After encounter with a central nervous system (CNS)-derived autoantigen, lymphocytes leave the lymph nodes and enter the CNS. This event leads only rarely to subsequent tissue damage. Genes relevant to CNS pathology after cell infiltration are largely undefined. Myelin-oligodendrocyte-glycoprotein (MOG)-induced experimental autoimmune encephalomyelitis (EAE) is an animal model of multiple sclerosis (MS), a chronic autoimmune disease of the CNS that results in disability. To assess genes that are involved in encephalitogenicity and subsequent tissue damage mediated by CNS-infiltrating cells, we performed a DNA microarray analysis from cells derived from lymph nodes and eluted from CNS in LEW.1AV1 (RT1av1) rats immunized with MOG 91-108. The data was compared to immunizations with adjuvant alone or naive rats and to immunizations with the immunogenic but not encephalitogenic MOG 73-90 peptide. Here, we show involvement of Cd38, Cxcr4 and Akt and confirm these findings by the use of Cd38-knockout (B6.129P2-Cd38tm1Lnd/J) mice, S1P-receptor modulation during EAE and quantitative expression analysis in individuals with MS. The hereby-defined underlying pathways indicate cellular activation and migration pathways mediated by G-protein-coupled receptors as crucial events in CNS tissue damage.
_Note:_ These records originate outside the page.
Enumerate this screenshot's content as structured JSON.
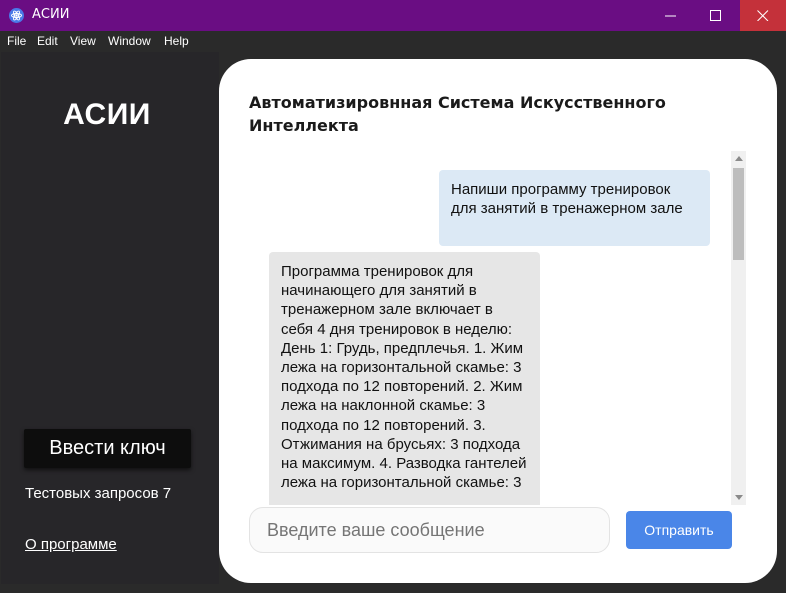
{
  "window": {
    "title": "АСИИ",
    "icon": "electron-atom-icon"
  },
  "menu": {
    "items": [
      "File",
      "Edit",
      "View",
      "Window",
      "Help"
    ]
  },
  "sidebar": {
    "logo": "АСИИ",
    "key_button": "Ввести ключ",
    "test_requests": "Тестовых запросов 7",
    "about_link": "О программе"
  },
  "chat": {
    "title": "Автоматизировнная Система Искусственного Интеллекта",
    "messages": [
      {
        "role": "user",
        "text": "Напиши программу тренировок для занятий в тренажерном зале"
      },
      {
        "role": "assistant",
        "text": "Программа тренировок для начинающего для занятий в тренажерном зале включает в себя 4 дня тренировок в неделю: День 1: Грудь, предплечья. 1. Жим лежа на горизонтальной скамье: 3 подхода по 12 повторений. 2. Жим лежа на наклонной скамье: 3 подхода по 12 повторений. 3. Отжимания на брусьях: 3 подхода на максимум. 4. Разводка гантелей лежа на горизонтальной скамье: 3"
      }
    ],
    "input": {
      "value": "",
      "placeholder": "Введите ваше сообщение"
    },
    "send_button": "Отправить"
  },
  "colors": {
    "titlebar": "#6a0d83",
    "sidebar": "#272629",
    "user_bubble": "#dce9f5",
    "bot_bubble": "#e6e6e6",
    "send_button": "#4a86e8",
    "close_button": "#c4313a"
  }
}
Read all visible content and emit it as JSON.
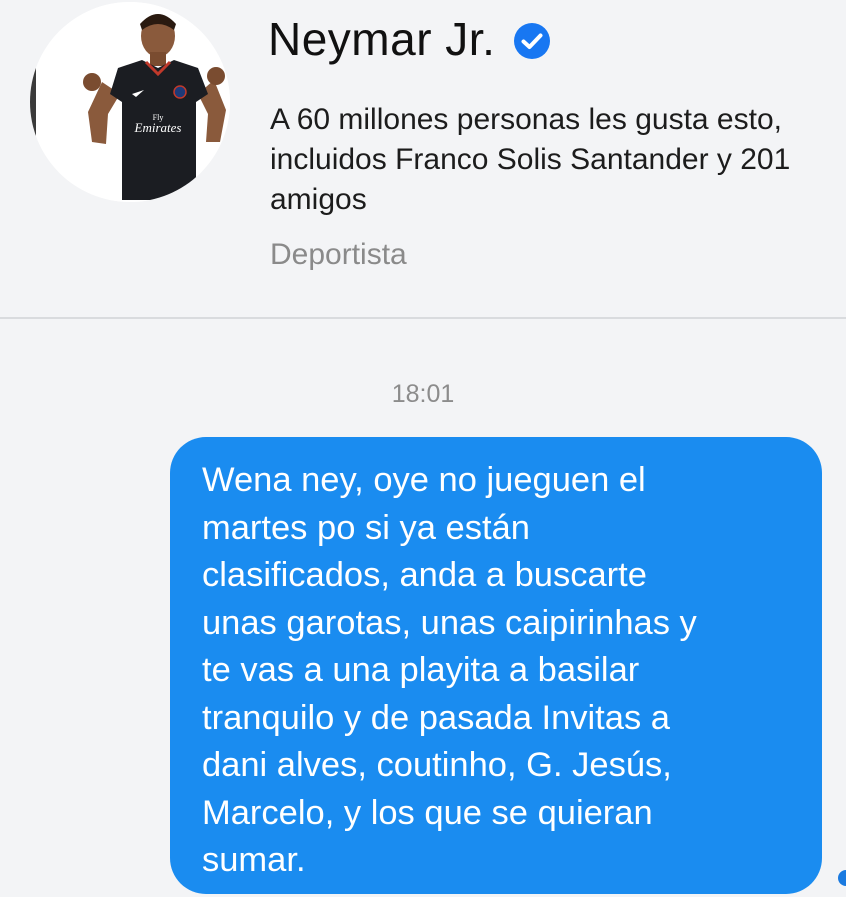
{
  "profile": {
    "name": "Neymar Jr.",
    "verified": true,
    "likes_text": "A 60 millones personas les gusta esto, incluidos Franco Solis Santander y 201 amigos",
    "category": "Deportista",
    "avatar_icon": "profile-photo",
    "jersey_text": "Fly Emirates"
  },
  "conversation": {
    "timestamp": "18:01",
    "messages": [
      {
        "sender": "me",
        "text": "Wena ney, oye no jueguen el\nmartes po si ya están\nclasificados, anda a buscarte\nunas garotas, unas caipirinhas y\nte vas a una playita a basilar\ntranquilo y de pasada Invitas a\ndani alves, coutinho, G. Jesús,\nMarcelo, y los que se quieran\nsumar."
      }
    ]
  },
  "colors": {
    "accent_blue": "#1a8cf0",
    "verified_blue": "#1877f2",
    "background": "#f3f4f6",
    "muted_text": "#8a8a8a"
  }
}
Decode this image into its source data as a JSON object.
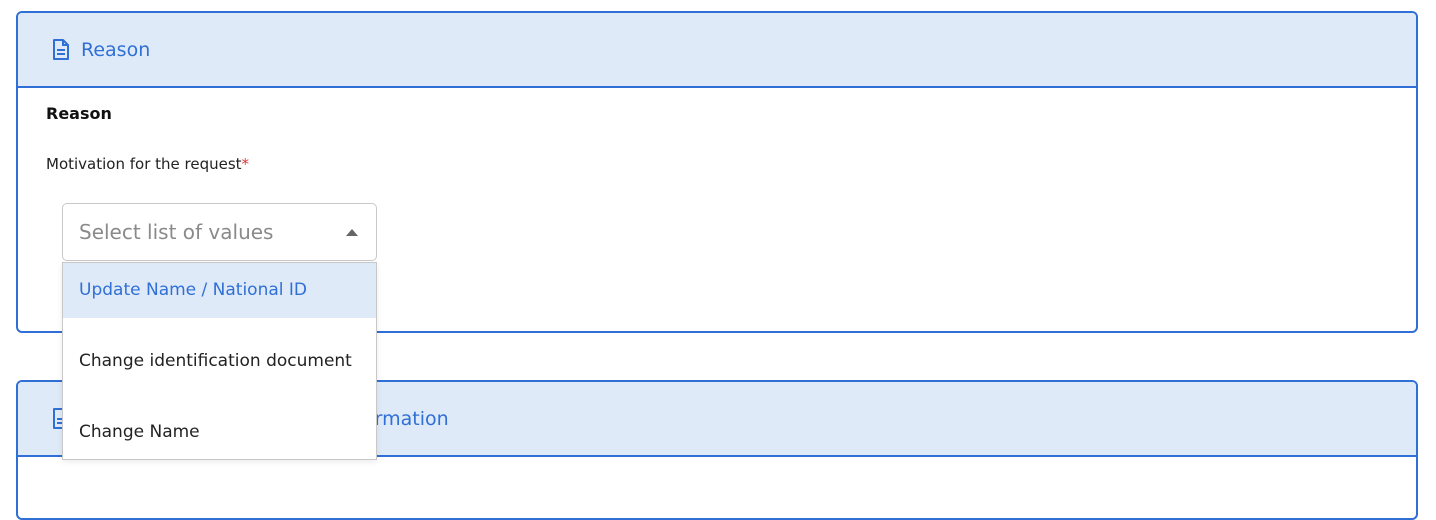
{
  "cards": {
    "reason": {
      "title": "Reason",
      "icon": "document-icon"
    },
    "second": {
      "title_visible": "ormation",
      "icon": "document-icon"
    }
  },
  "form": {
    "section_title": "Reason",
    "field_label": "Motivation for the request",
    "required_mark": "*",
    "select_placeholder": "Select list of values"
  },
  "dropdown": {
    "options": [
      "Update Name / National ID",
      "Change identification document",
      "Change Name"
    ],
    "highlighted_index": 0
  },
  "colors": {
    "accent": "#2f6fd6",
    "header_bg": "#dfeaf8",
    "required": "#e0333a"
  }
}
These pathways can be further explored for novel therapeutic interventions.